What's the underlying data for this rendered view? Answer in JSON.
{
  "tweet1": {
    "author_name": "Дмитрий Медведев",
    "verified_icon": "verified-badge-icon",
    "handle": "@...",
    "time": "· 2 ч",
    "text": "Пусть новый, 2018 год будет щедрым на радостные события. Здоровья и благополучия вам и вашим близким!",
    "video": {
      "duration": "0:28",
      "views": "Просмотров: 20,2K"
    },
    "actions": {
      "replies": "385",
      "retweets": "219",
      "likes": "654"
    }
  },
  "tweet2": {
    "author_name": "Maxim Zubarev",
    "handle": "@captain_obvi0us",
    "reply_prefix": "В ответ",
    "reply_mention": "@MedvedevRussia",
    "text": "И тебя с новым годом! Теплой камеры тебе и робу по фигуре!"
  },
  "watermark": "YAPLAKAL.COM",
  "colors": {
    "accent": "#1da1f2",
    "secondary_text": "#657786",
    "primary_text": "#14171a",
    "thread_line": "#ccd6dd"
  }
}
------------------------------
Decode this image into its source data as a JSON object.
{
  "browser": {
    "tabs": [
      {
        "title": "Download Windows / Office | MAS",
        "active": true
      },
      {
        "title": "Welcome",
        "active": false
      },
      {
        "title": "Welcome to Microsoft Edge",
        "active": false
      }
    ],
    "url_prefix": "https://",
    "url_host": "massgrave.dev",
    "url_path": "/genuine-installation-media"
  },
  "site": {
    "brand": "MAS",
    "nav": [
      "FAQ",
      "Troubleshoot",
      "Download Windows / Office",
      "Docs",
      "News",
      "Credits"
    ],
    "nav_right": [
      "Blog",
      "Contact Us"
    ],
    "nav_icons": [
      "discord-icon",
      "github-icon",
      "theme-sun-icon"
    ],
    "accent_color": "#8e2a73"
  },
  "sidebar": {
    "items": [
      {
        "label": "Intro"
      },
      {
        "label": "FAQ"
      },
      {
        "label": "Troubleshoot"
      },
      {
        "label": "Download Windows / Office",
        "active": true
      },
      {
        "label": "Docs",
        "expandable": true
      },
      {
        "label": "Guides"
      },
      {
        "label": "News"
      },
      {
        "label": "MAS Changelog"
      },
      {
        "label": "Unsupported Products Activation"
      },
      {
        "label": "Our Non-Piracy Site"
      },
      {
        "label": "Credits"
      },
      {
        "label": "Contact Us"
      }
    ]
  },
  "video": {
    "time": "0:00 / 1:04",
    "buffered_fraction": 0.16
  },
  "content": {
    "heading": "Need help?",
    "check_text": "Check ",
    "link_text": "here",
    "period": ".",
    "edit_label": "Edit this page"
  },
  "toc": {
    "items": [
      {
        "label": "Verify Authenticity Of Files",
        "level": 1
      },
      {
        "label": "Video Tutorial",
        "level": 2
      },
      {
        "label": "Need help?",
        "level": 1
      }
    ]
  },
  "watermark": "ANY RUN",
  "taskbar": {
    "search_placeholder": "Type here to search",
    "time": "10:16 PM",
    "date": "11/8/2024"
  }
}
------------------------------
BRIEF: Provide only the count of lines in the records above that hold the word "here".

RESULT OF THE TASK: 2